Review: West Midlands techno legend Surgeon is said to have produced the material on the Raw Trax series at Amsterdam Dance Event last year, with only a PIN Electronics Portabella synth and a TR-909 drum machine. Road tested extensively during his live show over the last several months, this series is "a return to the pure essence of techno" - and that statement rings true throughout this 12". In this second volume you'll hear familiar sounds from Anthony Child that throws back to the seminal days of his eponymous EP, Pet 2000 or the Basictonalvocabulary LP: all conceived during his legendary House Of God residency back in the early 90s. From the fierce and strobed-out adrenaline of "Raw Trax 10" and "Raw Trax 5", to the brutalist overdriven thud of "Raw Trax 7" with its grinding acid bassline, and the hypnotic minimalism of closer "Raw Trax 6", this 12" is packed with proper purified Techno bangers by one of the genre's very best.
Review: Anthony Child claims that the inspiration for his seventh artist album came from using hardware to receive transmissions from far-flung galaxies. He then hooked up with astrophysicist Dr Andrew Read - a former collaborator - to work out the bewildering track titles. That's the concept. The reality is that From Farthest Known Objects is a dense, grainy work. It feels like Child has deconstructed or in some more extreme situations has hacked away at tropes like minimalism, clicks and cuts and dub step to reveal an inner, hidden world. On the first few tracks, this alternate reality resounds to a sluggish pace, amid the crackle and groan of cleaved percussion and tortured subs, but it gradually comes round to stepping, broken beat techno and lunging rhythms. That these also descend into pulverising walls of white noise and nausea-inducing frequency shifts at times also serve as a reminder that Child has tuned into something other or inner-worldly.
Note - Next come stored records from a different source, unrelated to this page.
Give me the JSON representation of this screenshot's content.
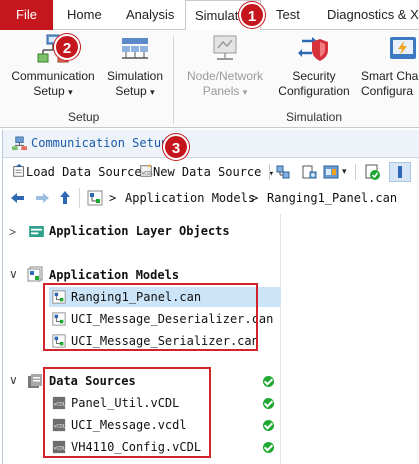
{
  "ribbon_tabs": {
    "file": "File",
    "home": "Home",
    "analysis": "Analysis",
    "simulation": "Simulatio",
    "test": "Test",
    "diagnostics": "Diagnostics & XC"
  },
  "badges": {
    "one": "1",
    "two": "2",
    "three": "3"
  },
  "ribbon": {
    "comm_setup": {
      "line1": "Communication",
      "line2": "Setup",
      "icon": "network-setup-icon"
    },
    "sim_setup": {
      "line1": "Simulation",
      "line2": "Setup",
      "icon": "simulation-setup-icon"
    },
    "node_panels": {
      "line1": "Node/Network",
      "line2": "Panels",
      "icon": "node-panels-icon"
    },
    "security": {
      "line1": "Security",
      "line2": "Configuration",
      "icon": "security-config-icon"
    },
    "smart_charging": {
      "line1": "Smart Cha",
      "line2": "Configura",
      "icon": "smart-charging-icon"
    },
    "dropdown_glyph": "▾",
    "groups": {
      "setup": "Setup",
      "simulation": "Simulation"
    }
  },
  "dock": {
    "title": "Communication Setup",
    "toolbar": {
      "load_data_source": "Load Data Source",
      "new_data_source": "New Data Source",
      "dropdown_glyph": "▾"
    },
    "breadcrumb": {
      "sep": ">",
      "part1": "Application Models",
      "part2": "Ranging1_Panel.can"
    }
  },
  "tree": {
    "app_layer": "Application Layer Objects",
    "app_models": "Application Models",
    "models": [
      "Ranging1_Panel.can",
      "UCI_Message_Deserializer.can",
      "UCI_Message_Serializer.can"
    ],
    "data_sources": "Data Sources",
    "sources": [
      "Panel_Util.vCDL",
      "UCI_Message.vcdl",
      "VH4110_Config.vCDL"
    ],
    "collapsed_chevron": ">",
    "expanded_chevron": "∨"
  },
  "colors": {
    "accent_red": "#c4161c",
    "title_blue": "#1a5ba8",
    "selection": "#cce4f7",
    "status_green": "#1ea832"
  }
}
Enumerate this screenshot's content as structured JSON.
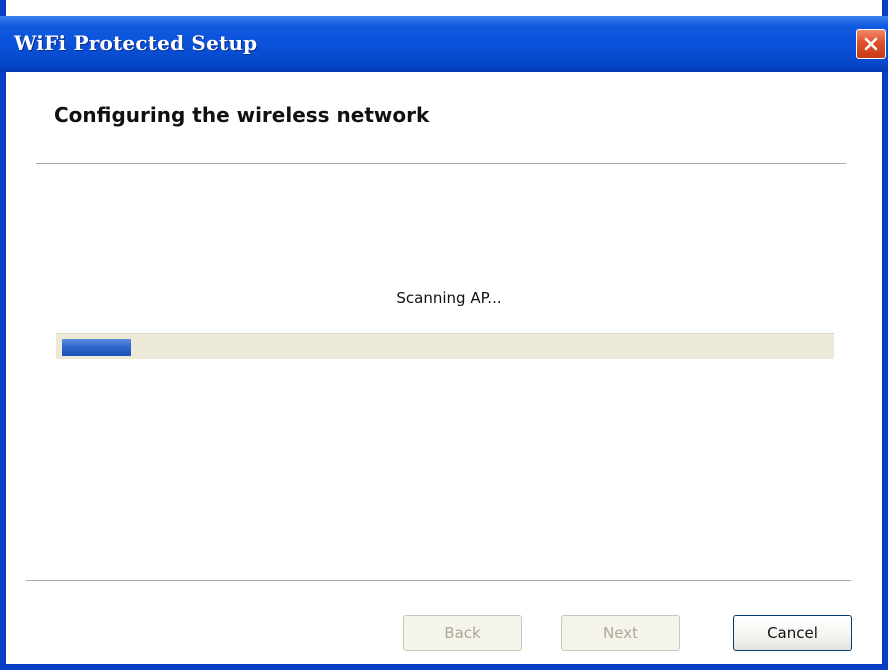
{
  "window": {
    "title": "WiFi Protected Setup",
    "close_icon": "close-icon"
  },
  "main": {
    "heading": "Configuring the wireless network",
    "status": "Scanning AP...",
    "progress": 0.09
  },
  "footer": {
    "back_label": "Back",
    "back_enabled": false,
    "next_label": "Next",
    "next_enabled": false,
    "cancel_label": "Cancel",
    "cancel_enabled": true
  },
  "colors": {
    "titlebar": "#0a50d8",
    "progress_fill": "#2d63c8",
    "progress_track": "#ece9d8",
    "close_button": "#e0502a"
  }
}
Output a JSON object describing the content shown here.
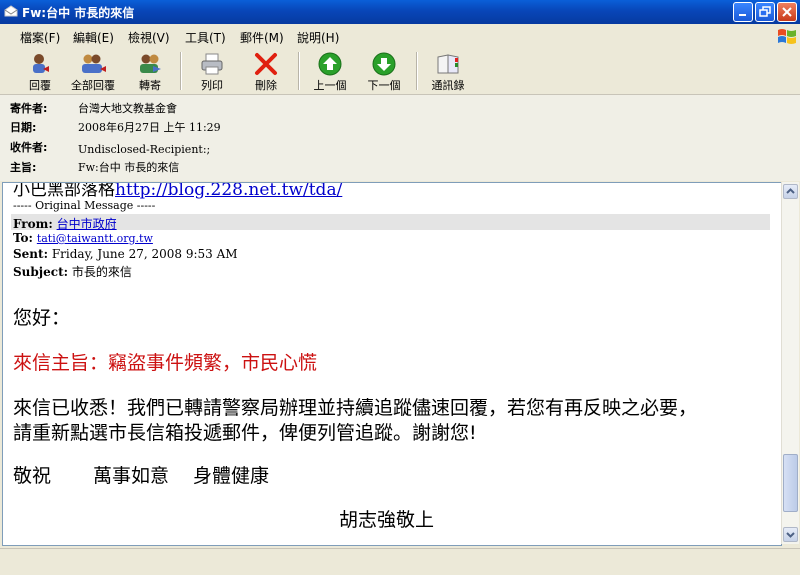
{
  "window": {
    "title": "Fw:台中 市長的來信"
  },
  "menu": [
    "檔案(F)",
    "編輯(E)",
    "檢視(V)",
    "工具(T)",
    "郵件(M)",
    "說明(H)"
  ],
  "toolbar": {
    "reply": "回覆",
    "reply_all": "全部回覆",
    "forward": "轉寄",
    "print": "列印",
    "delete": "刪除",
    "previous": "上一個",
    "next": "下一個",
    "addresses": "通訊錄"
  },
  "header": {
    "from_label": "寄件者:",
    "from_value": "台灣大地文教基金會",
    "date_label": "日期:",
    "date_value": "2008年6月27日 上午 11:29",
    "to_label": "收件者:",
    "to_value": "Undisclosed-Recipient:;",
    "subject_label": "主旨:",
    "subject_value": "Fw:台中 市長的來信"
  },
  "message": {
    "top_line_prefix": "小巴黑部落格",
    "top_line_link": "http://blog.228.net.tw/tda/",
    "original_message": "----- Original Message -----",
    "from_label": "From:",
    "from_value": "台中市政府",
    "to_label": "To:",
    "to_value": "tati@taiwantt.org.tw",
    "sent_label": "Sent:",
    "sent_value": "Friday, June 27, 2008 9:53 AM",
    "subject_label": "Subject:",
    "subject_value": "市長的來信",
    "greeting": "您好：",
    "topic": "來信主旨：竊盜事件頻繁，市民心慌",
    "para_line1": "來信已收悉！我們已轉請警察局辦理並持續追蹤儘速回覆，若您有再反映之必要，",
    "para_line2": "請重新點選市長信箱投遞郵件，俾便列管追蹤。謝謝您!",
    "closing_1": "敬祝",
    "closing_2": "萬事如意",
    "closing_3": "身體健康",
    "signature": "胡志強敬上"
  },
  "colors": {
    "topic": "#cc1111",
    "link": "#0000cc"
  }
}
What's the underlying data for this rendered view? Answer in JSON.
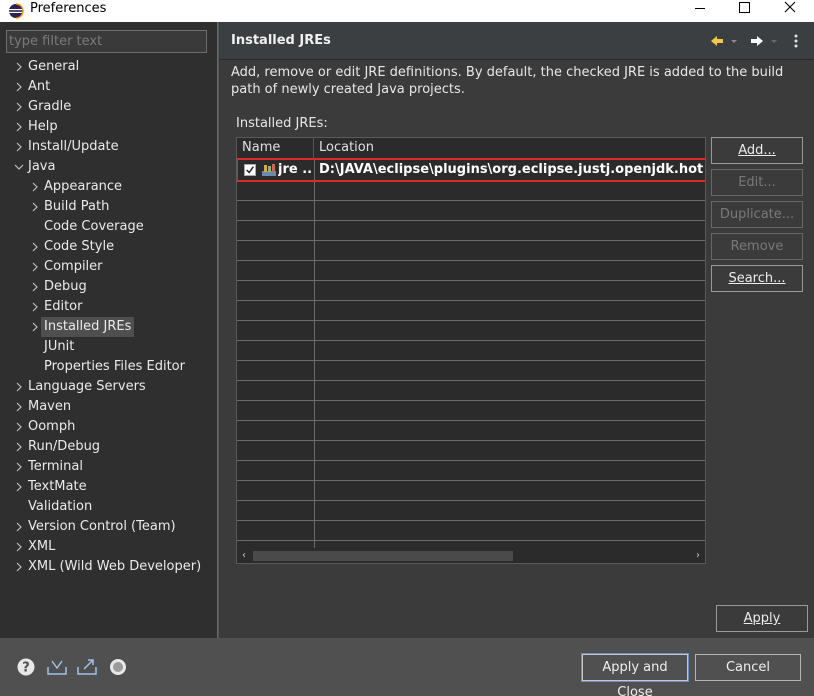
{
  "window": {
    "title": "Preferences",
    "minimize": "minimize",
    "maximize": "maximize",
    "close": "close"
  },
  "filter": {
    "placeholder": "type filter text"
  },
  "tree": {
    "items": [
      {
        "label": "General",
        "expandable": true
      },
      {
        "label": "Ant",
        "expandable": true
      },
      {
        "label": "Gradle",
        "expandable": true
      },
      {
        "label": "Help",
        "expandable": true
      },
      {
        "label": "Install/Update",
        "expandable": true
      },
      {
        "label": "Java",
        "expandable": true,
        "expanded": true
      },
      {
        "label": "Appearance",
        "expandable": true
      },
      {
        "label": "Build Path",
        "expandable": true
      },
      {
        "label": "Code Coverage",
        "expandable": false
      },
      {
        "label": "Code Style",
        "expandable": true
      },
      {
        "label": "Compiler",
        "expandable": true
      },
      {
        "label": "Debug",
        "expandable": true
      },
      {
        "label": "Editor",
        "expandable": true
      },
      {
        "label": "Installed JREs",
        "expandable": true,
        "selected": true
      },
      {
        "label": "JUnit",
        "expandable": false
      },
      {
        "label": "Properties Files Editor",
        "expandable": false
      },
      {
        "label": "Language Servers",
        "expandable": true
      },
      {
        "label": "Maven",
        "expandable": true
      },
      {
        "label": "Oomph",
        "expandable": true
      },
      {
        "label": "Run/Debug",
        "expandable": true
      },
      {
        "label": "Terminal",
        "expandable": true
      },
      {
        "label": "TextMate",
        "expandable": true
      },
      {
        "label": "Validation",
        "expandable": false
      },
      {
        "label": "Version Control (Team)",
        "expandable": true
      },
      {
        "label": "XML",
        "expandable": true
      },
      {
        "label": "XML (Wild Web Developer)",
        "expandable": true
      }
    ]
  },
  "page": {
    "title": "Installed JREs",
    "description": "Add, remove or edit JRE definitions. By default, the checked JRE is added to the build path of newly created Java projects.",
    "jres_label": "Installed JREs:",
    "columns": {
      "name": "Name",
      "location": "Location"
    },
    "rows": [
      {
        "checked": true,
        "name": "jre ...",
        "location": "D:\\JAVA\\eclipse\\plugins\\org.eclipse.justj.openjdk.hotspot.jre.f"
      }
    ],
    "buttons": {
      "add": "Add...",
      "edit": "Edit...",
      "duplicate": "Duplicate...",
      "remove": "Remove",
      "search": "Search..."
    },
    "apply": "Apply"
  },
  "footer": {
    "apply_close": "Apply and Close",
    "cancel": "Cancel"
  },
  "colors": {
    "accent_highlight": "#e02828",
    "background": "#3b3b3b"
  }
}
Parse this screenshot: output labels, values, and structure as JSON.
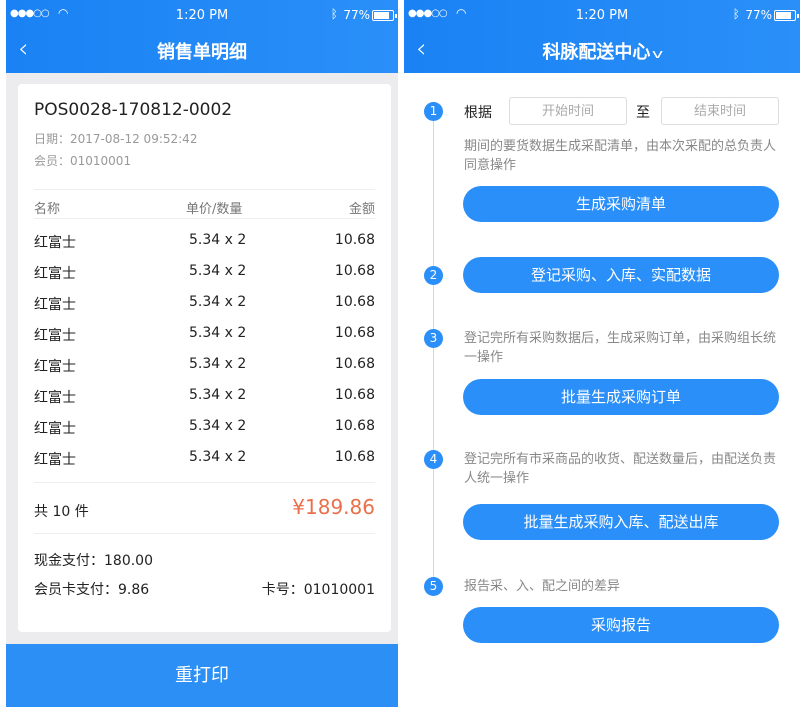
{
  "status_bar": {
    "signal": "●●●○○",
    "time": "1:20 PM",
    "battery": "77%"
  },
  "left": {
    "title": "销售单明细",
    "order_no": "POS0028-170812-0002",
    "date": "日期：2017-08-12 09:52:42",
    "member": "会员：01010001",
    "columns": {
      "name": "名称",
      "price_qty": "单价/数量",
      "amount": "金额"
    },
    "items": [
      {
        "name": "红富士",
        "price_qty": "5.34 x 2",
        "amount": "10.68"
      },
      {
        "name": "红富士",
        "price_qty": "5.34 x 2",
        "amount": "10.68"
      },
      {
        "name": "红富士",
        "price_qty": "5.34 x 2",
        "amount": "10.68"
      },
      {
        "name": "红富士",
        "price_qty": "5.34 x 2",
        "amount": "10.68"
      },
      {
        "name": "红富士",
        "price_qty": "5.34 x 2",
        "amount": "10.68"
      },
      {
        "name": "红富士",
        "price_qty": "5.34 x 2",
        "amount": "10.68"
      },
      {
        "name": "红富士",
        "price_qty": "5.34 x 2",
        "amount": "10.68"
      },
      {
        "name": "红富士",
        "price_qty": "5.34 x 2",
        "amount": "10.68"
      }
    ],
    "total_count": "共 10 件",
    "total_amount": "¥189.86",
    "cash_payment": "现金支付：180.00",
    "card_payment": "会员卡支付：9.86",
    "card_no": "卡号：01010001",
    "reprint": "重打印"
  },
  "right": {
    "title": "科脉配送中心",
    "steps": [
      {
        "num": "1",
        "basis_label": "根据",
        "start_placeholder": "开始时间",
        "to_label": "至",
        "end_placeholder": "结束时间",
        "desc": "期间的要货数据生成采配清单，由本次采配的总负责人同意操作",
        "button": "生成采购清单"
      },
      {
        "num": "2",
        "button": "登记采购、入库、实配数据"
      },
      {
        "num": "3",
        "desc": "登记完所有采购数据后，生成采购订单，由采购组长统一操作",
        "button": "批量生成采购订单"
      },
      {
        "num": "4",
        "desc": "登记完所有市采商品的收货、配送数量后，由配送负责人统一操作",
        "button": "批量生成采购入库、配送出库"
      },
      {
        "num": "5",
        "desc": "报告采、入、配之间的差异",
        "button": "采购报告"
      }
    ]
  },
  "colors": {
    "primary": "#2a8ff8",
    "total": "#e8704a"
  }
}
Review: For his first album in nearly two years, Anthony Child - better known, of course, under the Surgeon alias - has taken influence from The Tibetan Book of the Dead, a tome that famously also inspired the Beatles' "Tomorrow Never Knows". As a result, the Birmingham producer's usual moody modular techno rhythms and armour-plated grooves come brandishing decidedly trippy electronics, not to mention some serious psychedelic synth lines. Combine these with a willingness to explore electro and Autechre style IDM rhythms, and you have an album that could be Child's most impressive set for some time.